By Dan Walters

California voters will weigh in next year on “eminent domain,” the quaintly named procedure by which governments seize private property for ostensibly public purposes, and a preview of the forthcoming battle was staged in the Capitol on Thursday.

Two Senate committees met back-to-back in the same room and approved a bill that’s part of a drive by local governments to change eminent domain rules just enough to stave off a more far-reaching overhaul by property rights groups.

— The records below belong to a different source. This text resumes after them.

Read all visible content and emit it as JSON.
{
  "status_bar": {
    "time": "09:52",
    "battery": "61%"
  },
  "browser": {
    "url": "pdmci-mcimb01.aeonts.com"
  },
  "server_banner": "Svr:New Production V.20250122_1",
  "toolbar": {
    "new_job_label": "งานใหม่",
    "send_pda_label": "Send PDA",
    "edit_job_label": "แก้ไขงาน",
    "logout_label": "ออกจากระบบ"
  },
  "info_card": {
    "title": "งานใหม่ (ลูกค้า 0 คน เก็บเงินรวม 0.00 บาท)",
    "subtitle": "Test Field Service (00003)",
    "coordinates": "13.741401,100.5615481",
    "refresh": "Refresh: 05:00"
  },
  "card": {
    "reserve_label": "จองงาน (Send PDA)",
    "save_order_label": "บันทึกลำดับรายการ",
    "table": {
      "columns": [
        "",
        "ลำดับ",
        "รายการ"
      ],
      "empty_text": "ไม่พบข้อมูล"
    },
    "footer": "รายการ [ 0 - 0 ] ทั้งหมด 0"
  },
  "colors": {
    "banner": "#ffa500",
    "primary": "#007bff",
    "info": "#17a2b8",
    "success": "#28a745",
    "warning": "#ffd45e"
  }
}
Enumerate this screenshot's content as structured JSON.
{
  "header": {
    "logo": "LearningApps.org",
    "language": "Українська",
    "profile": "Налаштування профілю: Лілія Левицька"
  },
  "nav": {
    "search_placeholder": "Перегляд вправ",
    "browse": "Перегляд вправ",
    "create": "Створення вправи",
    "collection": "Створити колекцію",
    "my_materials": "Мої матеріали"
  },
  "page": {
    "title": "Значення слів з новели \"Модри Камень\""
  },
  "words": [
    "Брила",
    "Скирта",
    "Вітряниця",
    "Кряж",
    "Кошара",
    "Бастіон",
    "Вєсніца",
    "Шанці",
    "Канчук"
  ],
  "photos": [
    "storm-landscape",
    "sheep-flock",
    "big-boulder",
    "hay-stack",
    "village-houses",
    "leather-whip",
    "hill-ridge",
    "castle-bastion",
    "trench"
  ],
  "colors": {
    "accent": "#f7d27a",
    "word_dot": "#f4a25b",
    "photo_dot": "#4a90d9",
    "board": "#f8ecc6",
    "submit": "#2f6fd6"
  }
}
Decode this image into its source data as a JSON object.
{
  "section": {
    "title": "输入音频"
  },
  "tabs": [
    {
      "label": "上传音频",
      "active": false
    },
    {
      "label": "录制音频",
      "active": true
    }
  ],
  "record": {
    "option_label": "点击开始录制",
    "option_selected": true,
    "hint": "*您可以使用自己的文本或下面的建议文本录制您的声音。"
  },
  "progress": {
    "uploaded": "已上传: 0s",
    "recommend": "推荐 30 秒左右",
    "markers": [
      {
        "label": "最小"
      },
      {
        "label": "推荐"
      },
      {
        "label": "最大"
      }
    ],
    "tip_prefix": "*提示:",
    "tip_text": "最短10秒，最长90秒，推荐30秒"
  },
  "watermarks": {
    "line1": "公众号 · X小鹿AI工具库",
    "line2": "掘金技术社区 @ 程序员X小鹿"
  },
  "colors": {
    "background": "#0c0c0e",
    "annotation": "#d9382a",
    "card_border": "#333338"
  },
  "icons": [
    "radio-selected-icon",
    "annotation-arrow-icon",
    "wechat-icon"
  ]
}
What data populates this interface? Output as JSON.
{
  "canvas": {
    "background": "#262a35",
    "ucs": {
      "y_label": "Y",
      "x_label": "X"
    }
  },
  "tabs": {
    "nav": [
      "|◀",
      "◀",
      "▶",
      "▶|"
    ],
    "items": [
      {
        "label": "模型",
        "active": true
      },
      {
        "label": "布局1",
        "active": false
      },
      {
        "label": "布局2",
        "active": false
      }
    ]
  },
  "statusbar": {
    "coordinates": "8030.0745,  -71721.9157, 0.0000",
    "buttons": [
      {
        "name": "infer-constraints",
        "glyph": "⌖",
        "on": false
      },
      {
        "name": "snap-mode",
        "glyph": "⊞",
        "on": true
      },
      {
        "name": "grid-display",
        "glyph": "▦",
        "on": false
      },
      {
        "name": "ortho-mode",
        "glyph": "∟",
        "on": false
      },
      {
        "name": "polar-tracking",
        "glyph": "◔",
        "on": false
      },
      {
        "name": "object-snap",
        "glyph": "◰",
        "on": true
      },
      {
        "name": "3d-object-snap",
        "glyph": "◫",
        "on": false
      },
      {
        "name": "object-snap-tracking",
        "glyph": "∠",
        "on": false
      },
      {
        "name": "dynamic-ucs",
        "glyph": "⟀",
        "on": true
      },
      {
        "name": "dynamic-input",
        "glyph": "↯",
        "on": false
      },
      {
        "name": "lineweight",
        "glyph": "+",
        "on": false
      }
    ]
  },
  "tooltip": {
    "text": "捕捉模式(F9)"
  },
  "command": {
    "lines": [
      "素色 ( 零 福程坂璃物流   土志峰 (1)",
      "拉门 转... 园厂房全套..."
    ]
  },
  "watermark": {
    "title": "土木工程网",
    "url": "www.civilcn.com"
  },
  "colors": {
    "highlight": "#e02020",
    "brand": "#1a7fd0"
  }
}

The measure, Assembly Bill 887, had been defeated in the Senate Local Government Committee on Wednesday as Sen. Mike Machado, D-Linden, joined Republicans in opposition. But after some parliamentary maneuvers, the committee reconvened on Thursday and Machado switched sides, sending the bill to the Senate Judiciary Committee, which met minutes later and approved it. Machado said he had been given assurances that some provisions would be altered.

Republicans fumed that procedural rules were bent or broken to give the bill a second chance in Local Government. “It is not proper for the committee to hear the bill,” Sen. Dave Cox, R-Fair Oaks, complained, adding, “The public has been completely eliminated from participation.”

AB 887, carried by Assemblyman Hector De La Torre, D-South Gate, would provide businesses displaced by property seizures with some additional safeguards and compensation and is a companion to a constitutional amendment that would prohibit residential property from being seized and then resold or given to another private party.

The constitutional amendment requires a two-thirds vote to make it to the ballot, and is unlikely to pass because Republicans are opposed. But its sponsors — local governments and environmental groups, mostly — are circulating a similar initiative that would appear on the ballot if sufficient signatures are gathered. Opponents of eminent domain, meanwhile, are planning their own ballot measure to outlaw the seizure of private property for anything other than purely public purposes, such as roads and schools.

The maneuvering stems from a 2005 U.S. Supreme Court decision that private property could be seized for a private development as part of a redevelopment plan, touching off a firestorm of criticism from property rights groups. Last year, California voters rejected a ballot measure (Proposition 90) that would have prohibited such seizures, but also required governments to give property owners compensation for what was called “regulatory taking,” such as downzoning property.

Advocates of that measure are back with a new proposal that doesn’t include the regulatory takings language, at least not directly, and local officials are clearly concerned that it could pass, thus putting a crimp in their commercial redevelopment plans. They have, therefore, written their alternative measure that protects residential property from seizure and the De La Torre bill to provide additional protections to commercial property, though it stops short of prohibiting seizure.

That omission drew some pointed criticism in the Local Government Committee staff analysis. In a passage headed “fig leaves,” committee consultant Peter Detwiler wrote: “Why should a redevelopment agency take private property from one owner in order to sell it to another private party?” adding, “It’s one thing for a government agency to take private property for a public works project like widening a highway or building a fire station. It’s entirely different when public officials use their eminent domain powers to take a house or small business and turn over the property to a developer for a new shopping center. Where’s the public use?”

That’s the question that California voters will face next year.

The Sacramento Bee: